In the MERCI trial, Gobin et al applied a newly developed endovascular device that is capable of snaring blood clots and removing them from intracranial vessels. The device is a coiled wire composed of nitinol (nickel titanium), a material capable of assuming a linear shape while inside a catheter and then a coiled shape upon deployment into a clot.

The MERCI Phase I trial included 28 patients, treated up to 8 hours after stroke onset (mean time 6 hours, 15 minutes). The study required an initial NIH Stroke Scale (NIH-SS) of 10, and for enrolled patients, the median initial NIH-SS was 22. Successful recanalization with embolectomy alone was achieved in 12 (43%) patients and with the addition of intra-arterial tPA in 18 (64%) patients. There was 1 technical complication, in which the tip of the retriever device became detached in the vessel. Another MERCI retriever was used to capture this, without any clinical consequences. There were no symptomatic hemorrhages. At 1 month, there were 9/18 revascularized patients, and none of the 10 non-revascularized patients had achieved significant recovery. Recovery was defined as a modified Rankin score of 0-2 for patients with initial NIH-SS of 10-20 and 0-3 for patients with an initial NIH-SS of greater than 20.

The MERCI I study is to be followed shortly by the MERCI II data, extending these results to a much larger number of patients. Unfortunately, none of the MERCI data is in any way blinded, randomized or placebo controlled, making it difficult to draw definitive conclusions about its efficacy.


The CLOTBUST and MERCI studies share much in terms of their strengths and also in their weaknesses. Unlike IV tPA, which is a drug that can be given quite indiscriminately to stroke patients, only limited by a 3 hour time window and fairly simple clinical and radiographic selection criteria, these technologies raise complex issues in terms of patient selection, operator skill, and overall generalizability. Both CLOTBUST and MERCI apply primarily to large strokes affecting the middle cerebral artery (MCA--M1 or M2 trunks). Patients who have these lesions must therefore be accurately and quickly identified. A vascular diagnosis can be imputed on clinical grounds, but ideally requires confirmation by tests such as CT or MR angiography. For patients with distal MCA disease or penetrator artery lesions, CLOTBUST and MERCI are of limited or no use.

Perhaps more importantly, both of these technologies are extremely user dependent. CLOTBUST requires that TCD be performed by an experienced sonographer who can accurately insonate the MCA, and reliably analyze its waveforms. The TCD technology itself is inexpensive and portable, but there is a significant human element than cannot be underestimated. For MERCI, there must exist a tertiary care center with immediate availability of an endovascular suite and team of specialists who can effectively navigate the embolectomy device into intracranial clots. Clearly, the safety of the MERCI device and the reproducibility of its efficacy will not be easily replicated by novice users.

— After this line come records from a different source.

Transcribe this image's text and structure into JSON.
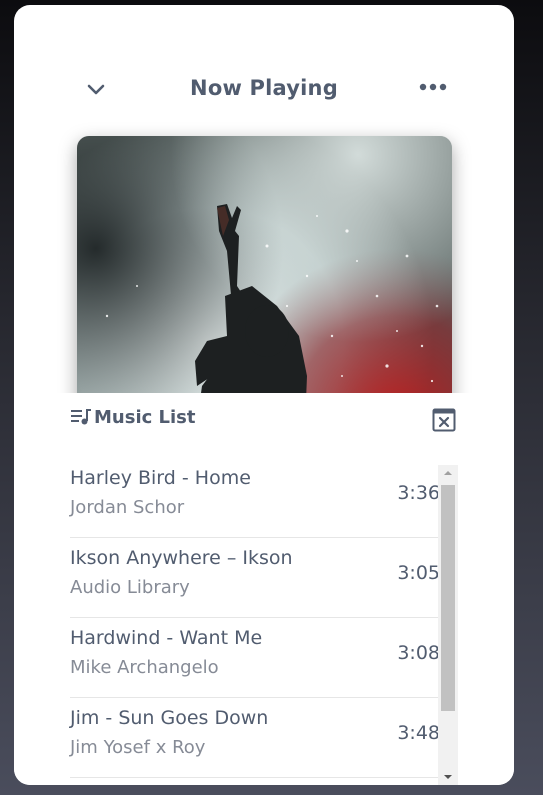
{
  "header": {
    "title": "Now Playing",
    "collapse_icon": "chevron-down-icon",
    "more_icon": "more-horizontal-icon"
  },
  "album_art": {
    "description_icon": "album-cover-image"
  },
  "music_list": {
    "title": "Music List",
    "list_icon": "queue-music-icon",
    "close_icon": "close-box-icon",
    "tracks": [
      {
        "name": "Harley Bird - Home",
        "artist": "Jordan Schor",
        "duration": "3:36"
      },
      {
        "name": "Ikson Anywhere – Ikson",
        "artist": "Audio Library",
        "duration": "3:05"
      },
      {
        "name": "Hardwind - Want Me",
        "artist": "Mike Archangelo",
        "duration": "3:08"
      },
      {
        "name": "Jim - Sun Goes Down",
        "artist": "Jim Yosef x Roy",
        "duration": "3:48"
      }
    ]
  },
  "colors": {
    "text_primary": "#515c6f",
    "text_secondary": "#868b96",
    "card_background": "#ffffff"
  }
}
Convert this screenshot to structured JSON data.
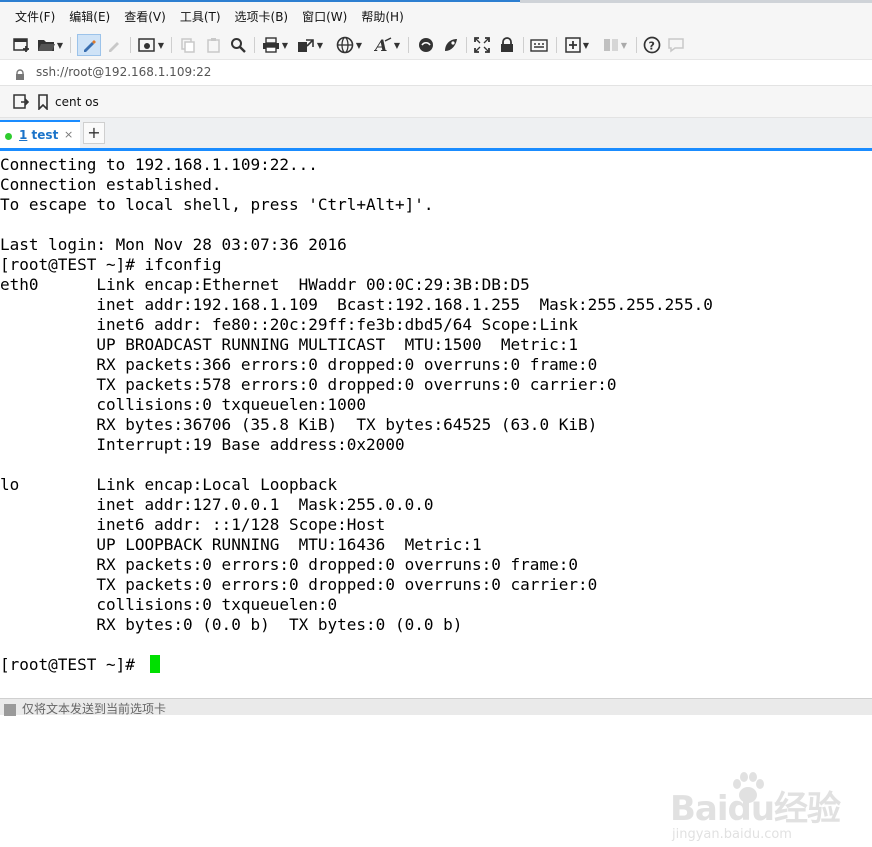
{
  "menu": [
    "文件(F)",
    "编辑(E)",
    "查看(V)",
    "工具(T)",
    "选项卡(B)",
    "窗口(W)",
    "帮助(H)"
  ],
  "address": {
    "url": "ssh://root@192.168.1.109:22"
  },
  "session_bar": {
    "label": "cent os"
  },
  "tabs": [
    {
      "number": "1",
      "name": "test",
      "close": "×"
    }
  ],
  "new_tab": "+",
  "terminal": {
    "lines": [
      "Connecting to 192.168.1.109:22...",
      "Connection established.",
      "To escape to local shell, press 'Ctrl+Alt+]'.",
      "",
      "Last login: Mon Nov 28 03:07:36 2016",
      "[root@TEST ~]# ifconfig",
      "eth0      Link encap:Ethernet  HWaddr 00:0C:29:3B:DB:D5",
      "          inet addr:192.168.1.109  Bcast:192.168.1.255  Mask:255.255.255.0",
      "          inet6 addr: fe80::20c:29ff:fe3b:dbd5/64 Scope:Link",
      "          UP BROADCAST RUNNING MULTICAST  MTU:1500  Metric:1",
      "          RX packets:366 errors:0 dropped:0 overruns:0 frame:0",
      "          TX packets:578 errors:0 dropped:0 overruns:0 carrier:0",
      "          collisions:0 txqueuelen:1000",
      "          RX bytes:36706 (35.8 KiB)  TX bytes:64525 (63.0 KiB)",
      "          Interrupt:19 Base address:0x2000",
      "",
      "lo        Link encap:Local Loopback",
      "          inet addr:127.0.0.1  Mask:255.0.0.0",
      "          inet6 addr: ::1/128 Scope:Host",
      "          UP LOOPBACK RUNNING  MTU:16436  Metric:1",
      "          RX packets:0 errors:0 dropped:0 overruns:0 frame:0",
      "          TX packets:0 errors:0 dropped:0 overruns:0 carrier:0",
      "          collisions:0 txqueuelen:0",
      "          RX bytes:0 (0.0 b)  TX bytes:0 (0.0 b)",
      "",
      "[root@TEST ~]# "
    ]
  },
  "status_bar": {
    "text": "仅将文本发送到当前选项卡"
  },
  "watermark": {
    "brand": "Baidu经验",
    "site": "jingyan.baidu.com"
  },
  "colors": {
    "accent": "#1a8cff",
    "cursor": "#00e000",
    "tab_dot": "#2ecc2e"
  }
}
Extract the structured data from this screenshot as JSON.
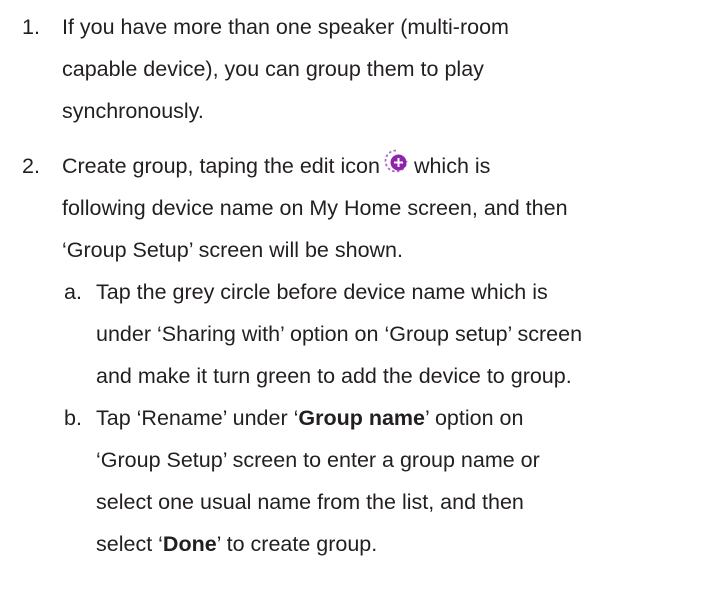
{
  "steps": [
    {
      "number": "1.",
      "lines": [
        "If you have more than one speaker (multi-room",
        "capable device), you can group them to play",
        "synchronously."
      ]
    },
    {
      "number": "2.",
      "line1_before_icon": "Create group, taping the edit icon",
      "line1_after_icon": "which is",
      "lines": [
        "following device name on My Home screen, and then",
        "‘Group Setup’ screen will be shown."
      ]
    }
  ],
  "substeps": [
    {
      "letter": "a.",
      "lines": [
        "Tap the grey circle before device name which is",
        "under ‘Sharing with’ option on ‘Group setup’ screen",
        "and make it turn green to add the device to group."
      ]
    },
    {
      "letter": "b.",
      "line1_pre": "Tap ‘Rename’ under ‘",
      "line1_bold": "Group name",
      "line1_post": "’ option on",
      "lines": [
        "‘Group Setup’ screen to enter a group name or",
        "select one usual name from the list, and then"
      ],
      "last_pre": "select ‘",
      "last_bold": "Done",
      "last_post": "’ to create group."
    }
  ],
  "icons": {
    "edit_icon": "edit-group-icon",
    "edit_icon_color": "#8e24aa"
  }
}
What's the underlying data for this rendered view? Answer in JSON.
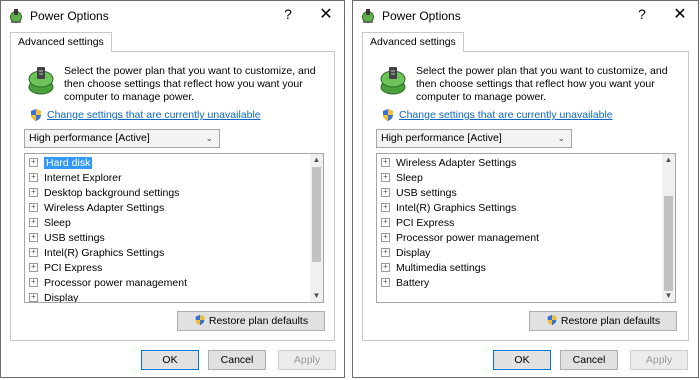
{
  "colors": {
    "link": "#0b66c5",
    "selection": "#3399ff",
    "dialog_border": "#6b6b6b"
  },
  "dialogs": [
    {
      "title": "Power Options",
      "help_icon": "?",
      "close_icon": "✕",
      "tab": "Advanced settings",
      "intro": "Select the power plan that you want to customize, and then choose settings that reflect how you want your computer to manage power.",
      "link": "Change settings that are currently unavailable",
      "plan_select": "High performance [Active]",
      "tree_items": [
        {
          "label": "Hard disk",
          "selected": true
        },
        {
          "label": "Internet Explorer"
        },
        {
          "label": "Desktop background settings"
        },
        {
          "label": "Wireless Adapter Settings"
        },
        {
          "label": "Sleep"
        },
        {
          "label": "USB settings"
        },
        {
          "label": "Intel(R) Graphics Settings"
        },
        {
          "label": "PCI Express"
        },
        {
          "label": "Processor power management"
        },
        {
          "label": "Display"
        }
      ],
      "scroll_position": 0.0,
      "restore_button": "Restore plan defaults",
      "ok": "OK",
      "cancel": "Cancel",
      "apply": "Apply"
    },
    {
      "title": "Power Options",
      "help_icon": "?",
      "close_icon": "✕",
      "tab": "Advanced settings",
      "intro": "Select the power plan that you want to customize, and then choose settings that reflect how you want your computer to manage power.",
      "link": "Change settings that are currently unavailable",
      "plan_select": "High performance [Active]",
      "tree_items": [
        {
          "label": "Wireless Adapter Settings"
        },
        {
          "label": "Sleep"
        },
        {
          "label": "USB settings"
        },
        {
          "label": "Intel(R) Graphics Settings"
        },
        {
          "label": "PCI Express"
        },
        {
          "label": "Processor power management"
        },
        {
          "label": "Display"
        },
        {
          "label": "Multimedia settings"
        },
        {
          "label": "Battery"
        }
      ],
      "scroll_position": 1.0,
      "restore_button": "Restore plan defaults",
      "ok": "OK",
      "cancel": "Cancel",
      "apply": "Apply"
    }
  ]
}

Despite the many unanswered questions, CLOTBUST and MERCI represent important advances in our ability to treat acute ischemic stroke. Interestingly, although future studies are pending, both TCD (sold commercially by many manufacturers) and the MERCI retriever (recently FDA approved) are at present available for use should any clinician choose to employ them. Alan Z. Segal

Dr. Segal, Assistant Professor, Department of Neurology, Weill-Cornell Medical College, Attending Neurologist, New York Presbyterian Hospital, is Assistant Editor of Neurology Alert.